By Sarah Oliver, CRCM
What happens when marketing and compliance professionals social-ize?
Social media and compliance are not mutually exclusive concepts. I am a compliance professional and I fully support “social” banking. This support is a direct result of evolution in technology and the inevitability of growing consumer expectations. Younger generations are becoming increasingly social, especially millennials and the up and coming Generation Z (post-millennial). According to the U.S. Census Bureau in an article by Richard Fry of the Pew Research Center, “Millennials have surpassed baby boomers as the nation’s largest living generation.”
Admittedly, several years ago, when I was asked to be the compliance liaison for a large bank entering the social realm, it was a daunting notion. One of my favorite quotes is by a man named Herbert Spencer who describes ignorance as “contempt prior to investigation.” Alas, unfamiliar territory is scary, especially to risk professionals, such as compliance officers, whose first thought is something along the lines of “regulatory nightmare.” Nonetheless, the last half decade has shown (proven) that not only can banks be social and cool; they can do so while remaining compliant.

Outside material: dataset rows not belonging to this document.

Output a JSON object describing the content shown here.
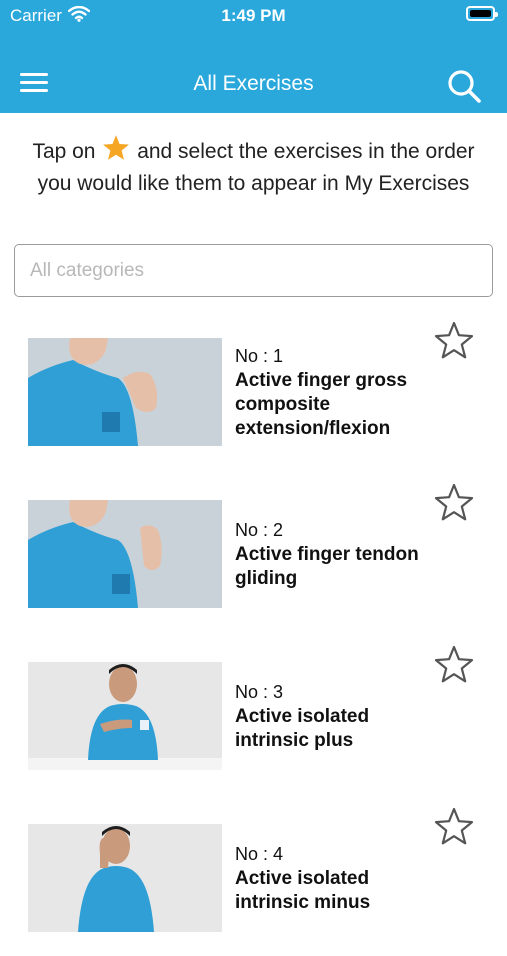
{
  "status": {
    "carrier": "Carrier",
    "time": "1:49 PM"
  },
  "nav": {
    "title": "All Exercises",
    "menu_icon": "hamburger-menu-icon",
    "search_icon": "search-icon"
  },
  "instruction": {
    "before": "Tap on",
    "after": "and select the exercises in the order you would like them to appear in My Exercises",
    "star_color": "#f5a623"
  },
  "category": {
    "placeholder": "All categories",
    "value": ""
  },
  "exercises": [
    {
      "no": "No : 1",
      "title": "Active finger gross composite extension/flexion"
    },
    {
      "no": "No : 2",
      "title": "Active finger tendon gliding"
    },
    {
      "no": "No : 3",
      "title": "Active isolated intrinsic plus"
    },
    {
      "no": "No : 4",
      "title": "Active isolated intrinsic minus"
    }
  ],
  "colors": {
    "header": "#2aa8dc",
    "shirt": "#2f9fd6"
  }
}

Let’s use Oklahoma’s Citizens Bank of Edmond (CBE) Facebook page as an example (no affiliation). In addition to posts about special events such as paper shredding, community announcements, and career opportunities, CBE shares information necessary to attend or participate in the monthly seasonal festival it hosts in downtown Edmond. Not only is this festival hugely popular as it benefits local schools and nonprofits, it also showcases local musicians and restaurants, features pop-up shops and food trucks, and generally provides support to Edmond’s small businesses. CBE’s Facebook page also showcases employees’ participation in fundraising, cash mobs—and it personally congratulates individuals and businesses on local awards and honors. It is human nature to want to feel good; and thus CBE shares posts that do just that, in addition to supporting numerous impeccable causes.
Before we move on, let’s pause to review what isn’t being discussed in the typical day’s feed: products and services.
Read that sentence again; it’s important. Trust me, Compliance will love this. Okay, let’s keep moving.
The world today is an electronic web in which consumers expect to be kept in the loop with their families, friends, and their providers (we are providers). Social media is interactive, and when used correctly can foster relationships, innovation, and information sharing. Its use can range from informal to service-oriented to rapid need-to-know communications during emergencies. For example, just minutes after a tornado blows through town, a community bank can start outreach and offer its resources through its social platforms. Newspapers and billboards do not afford such speed. Twitter and Facebook do.
Let’s now discuss getting the buy-in and support needed from Compliance (stop groaning, keep an open mind, and be nice!). First, don’t tell Compliance on a Friday afternoon at 3:00 that you intend a roll out on social media sites on Monday and that you need them to approve this “by the end of day,” or worse “over the weekend” (we really hate that). If your bank is considering going social all relevant parties must have a seat at the planning table. This often includes Compliance, as well as Marketing, IT, HR, and Legal.
Start at strategy. Make sure your compliance officer knows that you know your social platforms should not typically be used for marketing products and services. This mitigates the vast majority of regulatory risk and that is music to Compliance’s ear. Create a shared vision, but remain flexible. Policy, content, archiving, privacy, platforms, training, and resources are some of the things that should be deliberated before going live. This may involve a bit of patience on the part of marketing. Let us not forget, an ounce of prevention is worth a pound of cure. In other words, take the time to get it right. Let Compliance work on the risk assessment… (I couldn’t resist, but seriously). Obviously as with any new process, kinks or unintended consequences may surface, but having the infrastructure in place (and positive relations with your key players) will ensure these are addressed swiftly, with all the necessary background and contextual knowledge. Proper groundwork and effective communications support the initial, and the future success of your social endeavors.
To recap, the point of social is not to market your wares. It’s social media, not sales media. The point of being social is to humanize your brand and connect. It’s about relationships. It is interactive, with communication flowing two (or twenty) ways. It’s a platform for likeminded people and businesses to share ideas within a community. Think collaboration and goodwill. Speak with people; not at people. Engage, share your story. Pictures and videos are good. Loan rates are bad. Use social to build and reinforce character. And be kind to your compliance officer. After all, would you really want their job?